A career as an architect combines creativity, technical proficiency, and a thorough knowledge of the built environment. It’s a career that creates iconic towers and the dwellings that make up our world. A combination of formal education, real-world experience, and a love for cutting-edge design are required for an architect’s educational path, which is challenging and gratifying. In this post, we’ll go in-depth on the educational requirements for becoming an architect, covering everything from foundational architectural education to the growth of specialized knowledge and the use of technological tools.
Foundation: The Undergraduate Degree in Architecture
A Bachelor of Architecture (B.Arch) program or one that is closely linked to architecture is often where a designer’s educational path begins. These courses offer a fundamental knowledge of architecture and cover subjects like architectural history, design theory, building technology, and structural engineering. Aspiring architects hone their critical thinking abilities, inventiveness, and capacity for turning concepts into physical designs during their college courses. Architectural education is based on studio classes, where students work on actual design projects. Students are able to put their knowledge to use and earn useful field knowledge through these activities.
Building Blocks: Gaining Practical Experience
Although formal schooling gives students the theoretical information they need, real-world experience is just as important in determining a professional’s career path. The majority of architecture programs demand that students complete co-ops or internships with building and design companies. These encounters expose participants to the regular duties of architects, such as client relations, project management, and site visits. Early on-the-job training helps students bridge the gap between theory and practice, preparing them for the difficulties they will face in the workplace. It gives students a sense of accountability and enables them to comprehend how their designs affect actual projects.
Embracing Technology: The Digital Age of Architecture
Architects must embrace technology in the modern day to remain competitive and creative. Using precise and effective digital tools, designers can now produce complex plans and simulations, revolutionizing the sector. Digital abilities must be constantly improved if one is to succeed in this area. Courses and workshops in software like AutoCAD, Revit, and 3D modeling tools can be useful for industry professionals. Additionally, individuals can take Grasshopper classes for architecture, a powerful parametric design tool that allows for the creation of complex, algorithmic designs. The powers of Grasshopper are especially useful when developing sophisticated, environmentally friendly buildings and investigating cutting-edge design ideas.
Designing the Future: Developing Specialized Skills
Among the many specialties available to architects are hospital facilities, historic preservation, sustainable design, and urban planning. Professionals can concentrate on tasks that match their interests and areas of skill by specializing. Designers may pursue further qualifications or postgraduate studies to thrive in a particular field. Urban planners might pursue a Master’s degree in urban design, while those interested in sustainable design might pursue LEED (Leadership in Energy and Environmental Design) certification. In addition to enhancing an architect’s knowledge, specialization raises their market value, enabling them to design the future in unique and impactful ways.
Reaching New Heights: The Master’s Degree

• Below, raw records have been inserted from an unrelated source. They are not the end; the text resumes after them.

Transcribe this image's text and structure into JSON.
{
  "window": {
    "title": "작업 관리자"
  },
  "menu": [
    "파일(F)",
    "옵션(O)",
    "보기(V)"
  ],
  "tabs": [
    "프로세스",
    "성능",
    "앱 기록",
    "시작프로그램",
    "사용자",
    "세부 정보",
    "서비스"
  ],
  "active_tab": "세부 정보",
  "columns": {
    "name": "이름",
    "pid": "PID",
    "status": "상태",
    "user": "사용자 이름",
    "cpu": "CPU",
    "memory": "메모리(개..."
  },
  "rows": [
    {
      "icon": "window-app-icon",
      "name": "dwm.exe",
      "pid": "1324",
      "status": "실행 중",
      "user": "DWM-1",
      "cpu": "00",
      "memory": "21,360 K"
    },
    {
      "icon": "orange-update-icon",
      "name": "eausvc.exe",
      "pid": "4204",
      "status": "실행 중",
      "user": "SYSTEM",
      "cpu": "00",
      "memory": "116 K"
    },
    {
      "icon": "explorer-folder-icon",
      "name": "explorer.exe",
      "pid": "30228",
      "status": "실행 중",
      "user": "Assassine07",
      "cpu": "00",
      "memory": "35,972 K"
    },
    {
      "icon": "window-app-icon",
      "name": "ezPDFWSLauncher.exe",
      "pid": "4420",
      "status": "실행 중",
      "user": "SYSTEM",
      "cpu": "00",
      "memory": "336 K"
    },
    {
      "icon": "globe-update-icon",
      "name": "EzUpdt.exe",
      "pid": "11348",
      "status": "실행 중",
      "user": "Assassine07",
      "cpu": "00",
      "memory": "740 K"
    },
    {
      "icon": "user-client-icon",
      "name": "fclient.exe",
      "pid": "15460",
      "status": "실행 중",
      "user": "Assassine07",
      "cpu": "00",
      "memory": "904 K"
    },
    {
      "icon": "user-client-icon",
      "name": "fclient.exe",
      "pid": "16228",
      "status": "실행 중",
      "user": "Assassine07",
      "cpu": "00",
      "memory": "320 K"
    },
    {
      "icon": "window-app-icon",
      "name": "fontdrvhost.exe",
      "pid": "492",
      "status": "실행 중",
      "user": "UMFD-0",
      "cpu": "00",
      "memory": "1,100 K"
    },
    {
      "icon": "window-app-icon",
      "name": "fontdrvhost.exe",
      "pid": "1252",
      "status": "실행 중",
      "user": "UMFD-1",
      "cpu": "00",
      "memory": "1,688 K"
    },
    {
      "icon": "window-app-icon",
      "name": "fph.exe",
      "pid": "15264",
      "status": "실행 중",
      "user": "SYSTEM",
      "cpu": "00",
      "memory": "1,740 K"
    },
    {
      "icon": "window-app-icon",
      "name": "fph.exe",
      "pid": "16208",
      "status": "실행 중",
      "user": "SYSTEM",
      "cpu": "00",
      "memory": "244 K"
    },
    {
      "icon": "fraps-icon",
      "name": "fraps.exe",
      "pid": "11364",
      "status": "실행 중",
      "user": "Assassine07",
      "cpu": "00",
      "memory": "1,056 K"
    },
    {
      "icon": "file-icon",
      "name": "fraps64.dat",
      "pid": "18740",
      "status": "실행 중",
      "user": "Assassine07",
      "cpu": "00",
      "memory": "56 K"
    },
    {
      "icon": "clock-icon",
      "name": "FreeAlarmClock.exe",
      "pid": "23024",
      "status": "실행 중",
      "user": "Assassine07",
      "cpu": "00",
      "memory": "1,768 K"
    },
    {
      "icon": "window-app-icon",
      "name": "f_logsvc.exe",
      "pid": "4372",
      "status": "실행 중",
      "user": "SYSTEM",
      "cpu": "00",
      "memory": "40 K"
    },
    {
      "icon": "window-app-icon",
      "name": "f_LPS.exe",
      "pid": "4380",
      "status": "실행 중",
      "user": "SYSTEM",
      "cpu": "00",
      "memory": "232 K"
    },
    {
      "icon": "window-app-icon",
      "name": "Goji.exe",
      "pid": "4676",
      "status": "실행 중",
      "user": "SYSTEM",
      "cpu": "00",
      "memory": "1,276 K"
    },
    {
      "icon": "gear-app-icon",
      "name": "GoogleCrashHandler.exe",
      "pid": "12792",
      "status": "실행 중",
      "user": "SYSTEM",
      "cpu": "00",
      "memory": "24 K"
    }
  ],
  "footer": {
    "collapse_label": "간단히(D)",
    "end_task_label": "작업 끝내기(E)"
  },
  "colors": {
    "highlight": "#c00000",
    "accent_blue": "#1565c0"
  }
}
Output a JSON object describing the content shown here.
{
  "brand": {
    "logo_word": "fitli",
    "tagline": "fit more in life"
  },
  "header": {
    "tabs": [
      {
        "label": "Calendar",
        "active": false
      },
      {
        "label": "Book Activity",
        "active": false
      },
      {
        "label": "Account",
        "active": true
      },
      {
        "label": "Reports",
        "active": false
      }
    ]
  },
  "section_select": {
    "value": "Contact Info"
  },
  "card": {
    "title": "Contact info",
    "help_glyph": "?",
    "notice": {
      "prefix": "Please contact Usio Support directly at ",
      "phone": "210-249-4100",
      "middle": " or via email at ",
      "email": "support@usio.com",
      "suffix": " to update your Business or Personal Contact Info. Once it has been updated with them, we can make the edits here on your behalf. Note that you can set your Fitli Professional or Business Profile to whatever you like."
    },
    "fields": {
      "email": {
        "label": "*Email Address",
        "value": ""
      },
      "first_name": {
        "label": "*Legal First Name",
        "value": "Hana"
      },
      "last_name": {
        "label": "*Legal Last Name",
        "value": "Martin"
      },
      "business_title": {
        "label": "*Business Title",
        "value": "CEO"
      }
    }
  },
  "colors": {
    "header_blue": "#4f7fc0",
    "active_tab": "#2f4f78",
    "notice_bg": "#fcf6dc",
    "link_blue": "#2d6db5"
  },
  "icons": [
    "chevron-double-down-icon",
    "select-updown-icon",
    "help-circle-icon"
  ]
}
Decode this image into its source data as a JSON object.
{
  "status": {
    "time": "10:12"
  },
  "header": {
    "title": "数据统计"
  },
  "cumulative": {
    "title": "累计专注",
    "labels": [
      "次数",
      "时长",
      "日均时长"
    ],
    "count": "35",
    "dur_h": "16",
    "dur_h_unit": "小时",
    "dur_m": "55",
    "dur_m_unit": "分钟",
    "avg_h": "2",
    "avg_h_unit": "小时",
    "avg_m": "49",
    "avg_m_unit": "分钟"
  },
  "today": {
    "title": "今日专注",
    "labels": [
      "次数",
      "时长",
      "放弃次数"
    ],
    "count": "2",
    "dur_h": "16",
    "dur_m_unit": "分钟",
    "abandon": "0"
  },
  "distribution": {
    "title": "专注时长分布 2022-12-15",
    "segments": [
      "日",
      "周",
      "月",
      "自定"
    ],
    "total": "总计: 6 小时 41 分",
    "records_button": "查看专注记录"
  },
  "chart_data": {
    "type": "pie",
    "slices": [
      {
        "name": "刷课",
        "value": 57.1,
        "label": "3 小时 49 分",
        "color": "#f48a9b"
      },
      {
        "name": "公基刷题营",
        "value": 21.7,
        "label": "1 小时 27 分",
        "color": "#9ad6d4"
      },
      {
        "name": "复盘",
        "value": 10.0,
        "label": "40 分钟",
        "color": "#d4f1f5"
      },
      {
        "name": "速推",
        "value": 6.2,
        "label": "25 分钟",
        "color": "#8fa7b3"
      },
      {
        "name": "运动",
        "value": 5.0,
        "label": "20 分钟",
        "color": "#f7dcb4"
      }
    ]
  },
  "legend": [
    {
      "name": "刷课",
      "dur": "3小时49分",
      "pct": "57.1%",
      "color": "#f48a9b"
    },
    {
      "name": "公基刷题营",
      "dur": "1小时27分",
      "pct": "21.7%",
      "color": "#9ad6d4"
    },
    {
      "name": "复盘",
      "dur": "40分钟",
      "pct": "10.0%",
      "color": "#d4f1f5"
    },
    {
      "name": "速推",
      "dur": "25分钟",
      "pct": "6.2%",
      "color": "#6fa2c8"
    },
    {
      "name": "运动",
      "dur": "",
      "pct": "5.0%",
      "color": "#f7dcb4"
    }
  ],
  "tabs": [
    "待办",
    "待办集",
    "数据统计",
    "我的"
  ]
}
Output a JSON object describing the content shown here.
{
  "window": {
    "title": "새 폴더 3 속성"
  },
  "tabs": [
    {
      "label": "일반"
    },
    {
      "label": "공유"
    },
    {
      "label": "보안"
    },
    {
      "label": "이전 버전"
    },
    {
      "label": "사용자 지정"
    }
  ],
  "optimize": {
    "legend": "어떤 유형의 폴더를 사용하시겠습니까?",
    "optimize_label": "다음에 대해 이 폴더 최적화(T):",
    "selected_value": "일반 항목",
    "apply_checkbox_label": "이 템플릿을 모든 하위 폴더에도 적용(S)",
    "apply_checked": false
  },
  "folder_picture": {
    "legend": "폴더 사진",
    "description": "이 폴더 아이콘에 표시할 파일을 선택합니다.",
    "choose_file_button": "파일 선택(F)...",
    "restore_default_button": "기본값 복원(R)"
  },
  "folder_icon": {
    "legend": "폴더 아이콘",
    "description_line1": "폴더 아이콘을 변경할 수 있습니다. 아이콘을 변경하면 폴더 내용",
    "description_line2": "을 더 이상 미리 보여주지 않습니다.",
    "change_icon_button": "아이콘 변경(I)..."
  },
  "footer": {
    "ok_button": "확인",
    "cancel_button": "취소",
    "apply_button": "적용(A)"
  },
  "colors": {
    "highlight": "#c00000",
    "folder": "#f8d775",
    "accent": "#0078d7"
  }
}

After finishing their undergraduate education, many ambitious architects decide to pursue a Master of Architecture (M.Arch) degree. This advanced degree program gives students the chance to hone their design abilities while diving further into particular areas of architecture. M.Arch programs frequently include an emphasis on research, invention, and sustainability in architecture, giving students the skills and knowledge required to handle today’s architectural challenges. A Master’s degree can also improve career chances and open doors to more senior positions within the industry, empowering professionals to take their careers to new heights.
Building a Career: Licensing and Professional Development
Individuals must acquire a license in order to practice architecture professionally. Depending on the state you live in, you may need to pass the Architect Registration Examination (ARE), complete a degree program, and accumulate a specified amount of professional experience before you can get a license. Upon becoming licensed, professionals are able to work freely, approve construction plans, and assume more responsibility for their projects. For designers to stay current on building codes, new technology, and design trends, continuing education is also essential. A variety of tools, chances for networking, and training programs are provided by organizations for professionals like the American Institute of Architects (AIA) to assist continued professional development.
Conclusion: A Lifelong Journey of Learning and Creation
An architect’s education is a dynamic, lifelong process that includes formal education, real-world experience, specialized training, and the growth of digital skills. It starts with a solid architectural basis, develops through real-world experiences, and may end with a Master’s degree and specialized knowledge. Modern technology must be included in the design processes of designers in order for them to keep up with the digital era. Planners have the power to reshape the world around us by designing spaces that are not only practical but also aesthetically pleasing and sustainable. Whether creating a modest home or a famous tower, architects are essential in determining how our physical environment will develop in the future, opening up a world of creative possibilities.